November 2018 – Being Responsible For Being Well

The need to take responsibility for our own health and wellness is an essential requirement that our lives are asking us to rise up and meet. The incidence of disease – particularly heart attack, stroke, cancer, chronic lung diseases and diabetes – has reached epidemic proportions in most countries around the world. These diseases are often particularly costly to the individual and healthcare systems because of their chronic nature.
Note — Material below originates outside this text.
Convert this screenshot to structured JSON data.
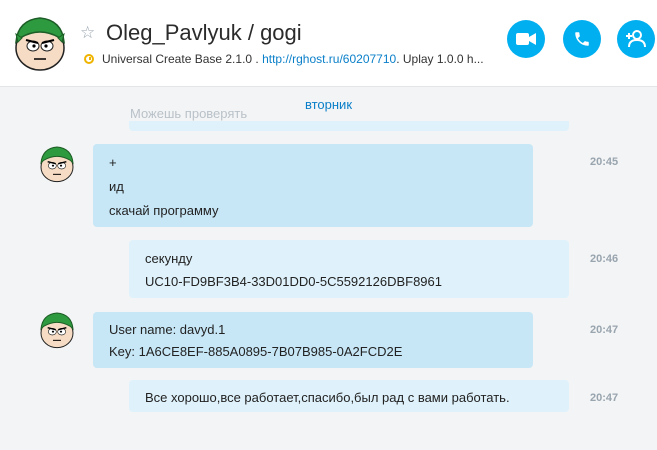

Being well requires a balanced lifestyle that offers us what we need to manage the unavoidable ups and downs of stress in our workplaces and in our personal lives. We need to be well-nourished on all levels…physical, emotional, interpersonal, behavioral, mental and spiritual. We may need to address unmet needs in each area and take time to engage in satisfying activities in each of these areas in order to build resiliency and balance. We need to renew our own energy in order to be active, effective and creative. This renewal provides us with the necessary resources to meet the demands of our families, workplaces and busy lives.

Lifestyle diseases are strongly associated with, and causally linked to, four behaviors: physical inactivity, unhealthy diet, tobacco use and the harmful use of alcohol. Up to 80% of heart disease, stroke and type-2 diabetes, and over 33% of cancers could be prevented by modifying these behaviors. However for this to happen there are significant challenges to be overcome. An initial step is that we accept responsibility for our mental and physical health and well-being, making needed baseline lifestyle changes (including seeing our family physician for a good check-up and recommendations no matter what our age).

As we attend to our needs in these areas, we build our immunity to stress. Like taking lifestyle “vitamin pills”, we build health and wellness and prevent “dis-ease” and illness.

  • When have you last seen your MD for a comprehensive physical check-up?
  • What are you currently doing (at home, at work and elsewhere) that already provides you with an enhanced sense of balance and peace of mind?
  • Is there an area of your life that you recognize needs your attention?
  • What initial steps can you take to make a lifestyle change for good?
  • Are there other choices you can make that would bring more wellness into your life?
  • Consider seeking professional input (Doctors, your EFAP service, healthcare professionals, workshops, good reading) to build success and a support network prior to, and during your wellness process?

New Year’s resolutions often die speedy deaths (80% don’t make it past February) because there is not enough resourceful preparation and planning time taken prior to our decisions to take action. Perhaps for this coming year you might start thinking and preparing and planning that change now!